◆ Work instructions
An identical reprint of the entire listing below is expected.
++++ Data supplied ++++
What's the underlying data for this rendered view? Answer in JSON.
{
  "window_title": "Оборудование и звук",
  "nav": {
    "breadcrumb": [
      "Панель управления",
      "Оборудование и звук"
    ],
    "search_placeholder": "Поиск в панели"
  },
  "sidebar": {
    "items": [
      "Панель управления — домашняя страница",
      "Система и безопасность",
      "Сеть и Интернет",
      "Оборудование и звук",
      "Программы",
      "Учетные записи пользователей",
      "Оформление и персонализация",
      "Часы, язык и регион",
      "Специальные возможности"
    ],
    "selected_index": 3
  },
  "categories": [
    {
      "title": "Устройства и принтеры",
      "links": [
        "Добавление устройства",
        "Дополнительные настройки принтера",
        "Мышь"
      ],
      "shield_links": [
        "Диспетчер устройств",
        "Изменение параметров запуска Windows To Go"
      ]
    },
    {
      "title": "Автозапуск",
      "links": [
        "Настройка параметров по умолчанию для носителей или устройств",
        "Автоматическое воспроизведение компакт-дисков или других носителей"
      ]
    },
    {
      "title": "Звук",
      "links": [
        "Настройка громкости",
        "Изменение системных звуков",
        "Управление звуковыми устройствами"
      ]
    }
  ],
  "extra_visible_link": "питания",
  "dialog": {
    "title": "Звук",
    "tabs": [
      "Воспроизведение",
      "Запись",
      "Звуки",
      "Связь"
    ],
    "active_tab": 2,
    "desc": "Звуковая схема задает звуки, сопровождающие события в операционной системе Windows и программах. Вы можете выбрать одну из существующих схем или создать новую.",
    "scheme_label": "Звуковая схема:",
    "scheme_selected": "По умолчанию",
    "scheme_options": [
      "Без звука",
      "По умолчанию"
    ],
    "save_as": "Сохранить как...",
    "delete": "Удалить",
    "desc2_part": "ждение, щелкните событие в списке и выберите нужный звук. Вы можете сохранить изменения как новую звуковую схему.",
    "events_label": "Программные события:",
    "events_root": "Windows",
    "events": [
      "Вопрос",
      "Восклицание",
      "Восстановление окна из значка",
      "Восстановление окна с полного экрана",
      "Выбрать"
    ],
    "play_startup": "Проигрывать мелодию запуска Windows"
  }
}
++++
◆ Solution for this exercise
What's the underlying data for this rendered view? Answer in JSON.
{
  "window_title": "Оборудование и звук",
  "nav": {
    "breadcrumb": [
      "Панель управления",
      "Оборудование и звук"
    ],
    "search_placeholder": "Поиск в панели"
  },
  "sidebar": {
    "items": [
      "Панель управления — домашняя страница",
      "Система и безопасность",
      "Сеть и Интернет",
      "Оборудование и звук",
      "Программы",
      "Учетные записи пользователей",
      "Оформление и персонализация",
      "Часы, язык и регион",
      "Специальные возможности"
    ],
    "selected_index": 3
  },
  "categories": [
    {
      "title": "Устройства и принтеры",
      "links": [
        "Добавление устройства",
        "Дополнительные настройки принтера",
        "Мышь"
      ],
      "shield_links": [
        "Диспетчер устройств",
        "Изменение параметров запуска Windows To Go"
      ]
    },
    {
      "title": "Автозапуск",
      "links": [
        "Настройка параметров по умолчанию для носителей или устройств",
        "Автоматическое воспроизведение компакт-дисков или других носителей"
      ]
    },
    {
      "title": "Звук",
      "links": [
        "Настройка громкости",
        "Изменение системных звуков",
        "Управление звуковыми устройствами"
      ]
    }
  ],
  "extra_visible_link": "питания",
  "dialog": {
    "title": "Звук",
    "tabs": [
      "Воспроизведение",
      "Запись",
      "Звуки",
      "Связь"
    ],
    "active_tab": 2,
    "desc": "Звуковая схема задает звуки, сопровождающие события в операционной системе Windows и программах. Вы можете выбрать одну из существующих схем или создать новую.",
    "scheme_label": "Звуковая схема:",
    "scheme_selected": "По умолчанию",
    "scheme_options": [
      "Без звука",
      "По умолчанию"
    ],
    "save_as": "Сохранить как...",
    "delete": "Удалить",
    "desc2_part": "ждение, щелкните событие в списке и выберите нужный звук. Вы можете сохранить изменения как новую звуковую схему.",
    "events_label": "Программные события:",
    "events_root": "Windows",
    "events": [
      "Вопрос",
      "Восклицание",
      "Восстановление окна из значка",
      "Восстановление окна с полного экрана",
      "Выбрать"
    ],
    "play_startup": "Проигрывать мелодию запуска Windows"
  }
}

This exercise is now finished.